Olympic champion and hero of the Balkan Wars
Kostis Tsiklitiras was a football player, track and field athlete, and a gold medalist of Greek championships and the Olympic Games.
He was born on October 30th, 1888, in Pylos of Messinia. His father was a doctor and Kostis was into sports since his early age, receiving several distinctions in school games.
He later studied Economics at the Athens School of Commercial Studies, fulfilling his father’s wish, yet athletics won him over and in 1906 he joined the Panellinios Gymnastic Club as a track and field athlete and as a football player.
In 1906, he won the third place in standing long jump at the Greek Championship, recording 2.83m.
In 1907, he won three golden medals at the Panionian Championship of Smyrna.

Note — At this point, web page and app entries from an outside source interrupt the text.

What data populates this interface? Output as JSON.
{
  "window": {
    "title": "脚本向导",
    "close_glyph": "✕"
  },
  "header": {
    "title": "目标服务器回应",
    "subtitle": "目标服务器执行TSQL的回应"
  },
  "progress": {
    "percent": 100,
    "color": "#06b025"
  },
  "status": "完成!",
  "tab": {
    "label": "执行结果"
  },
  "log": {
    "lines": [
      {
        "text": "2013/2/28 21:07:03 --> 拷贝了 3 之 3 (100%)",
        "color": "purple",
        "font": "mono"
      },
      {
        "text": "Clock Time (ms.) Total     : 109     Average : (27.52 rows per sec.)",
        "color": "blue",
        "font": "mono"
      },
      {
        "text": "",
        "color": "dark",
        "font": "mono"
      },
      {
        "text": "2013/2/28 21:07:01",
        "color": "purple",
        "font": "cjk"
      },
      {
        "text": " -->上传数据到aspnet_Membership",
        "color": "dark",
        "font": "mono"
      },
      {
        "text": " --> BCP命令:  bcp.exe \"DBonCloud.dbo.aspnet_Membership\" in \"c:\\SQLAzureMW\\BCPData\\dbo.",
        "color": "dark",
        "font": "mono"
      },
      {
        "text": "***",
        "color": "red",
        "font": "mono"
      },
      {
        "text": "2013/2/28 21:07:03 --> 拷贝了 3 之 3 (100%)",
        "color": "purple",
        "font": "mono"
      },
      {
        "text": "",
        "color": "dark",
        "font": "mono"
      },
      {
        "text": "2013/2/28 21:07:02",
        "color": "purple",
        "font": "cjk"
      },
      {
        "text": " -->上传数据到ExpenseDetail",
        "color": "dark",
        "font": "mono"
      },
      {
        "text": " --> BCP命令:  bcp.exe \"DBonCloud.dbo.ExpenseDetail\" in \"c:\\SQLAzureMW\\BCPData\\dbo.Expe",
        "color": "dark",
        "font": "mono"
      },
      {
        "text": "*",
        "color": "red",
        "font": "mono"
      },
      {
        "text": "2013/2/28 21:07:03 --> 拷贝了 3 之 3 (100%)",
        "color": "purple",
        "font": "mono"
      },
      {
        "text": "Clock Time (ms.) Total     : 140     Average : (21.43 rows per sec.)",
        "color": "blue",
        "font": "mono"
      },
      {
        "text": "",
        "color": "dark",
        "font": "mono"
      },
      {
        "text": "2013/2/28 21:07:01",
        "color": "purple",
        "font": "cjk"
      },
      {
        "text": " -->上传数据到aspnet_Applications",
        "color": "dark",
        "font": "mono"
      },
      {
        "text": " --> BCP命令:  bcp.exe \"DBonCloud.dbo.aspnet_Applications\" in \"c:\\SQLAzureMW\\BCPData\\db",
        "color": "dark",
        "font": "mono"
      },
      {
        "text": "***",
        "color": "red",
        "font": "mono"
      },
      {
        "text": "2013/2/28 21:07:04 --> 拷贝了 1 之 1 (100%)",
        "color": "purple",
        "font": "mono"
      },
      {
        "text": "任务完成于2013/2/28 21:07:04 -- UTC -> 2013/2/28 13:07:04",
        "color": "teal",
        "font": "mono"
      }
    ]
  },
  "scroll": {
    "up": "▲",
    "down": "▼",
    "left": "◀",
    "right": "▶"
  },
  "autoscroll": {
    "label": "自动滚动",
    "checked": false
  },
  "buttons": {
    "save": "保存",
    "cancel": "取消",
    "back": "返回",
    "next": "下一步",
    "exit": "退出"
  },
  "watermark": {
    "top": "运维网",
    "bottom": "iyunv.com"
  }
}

On July 20th, 1908, he won two silver medals in standing long jump and standing high jump at the Olympic Games of London.
After winning, he stated:
It cost me losing the first place, but it was the first time I have been competing abroad and the truth is that I was overwhelmed by the crowds in the London stadium and the tall American and Swedish athletes. I was defeated by a short margin. The Americans are ingenious, they have developed a great technique and give value to the game. However, I got encouraged and I will keep on practicing with enthusiasm and I’m sure that I will be an Olympic Winner in the future.
In 1908, he joined the Athens Football Club as goalkeeper and he later won the Football Cup, held by the Olympic Commission and the Greek Football Championship.
At the 1912 Olympic Games in Stockholm, he was the leader of the Greek team and won the gold medal in standing long jump recording 3.37m and the bronze medal in standing high jump recording 1.55m.
The First Balkan War broke two months later and Tsiklitiras decided to enroll in the Greek army to avoid being criticized as privileged. He died during the war on February 10th, 1913, at the age of 25.
He was buried in his family’s tomb at the 1st Cemetery of Patras, bearing the engraved five circles emblem of the Olympic Games, as three members of his family had joined the games.
– Tsiklitiras was 1.92 meters tall, performing an excellent jumping ability thanks to his strong feet and unique bent of his waist.
– He was a student of the Athens School of Commercial Studies, but athletics won him over.
– The Athens Grand Prix Tsiklitiria meeting was first organized in 1963, honouring the athlete’s name.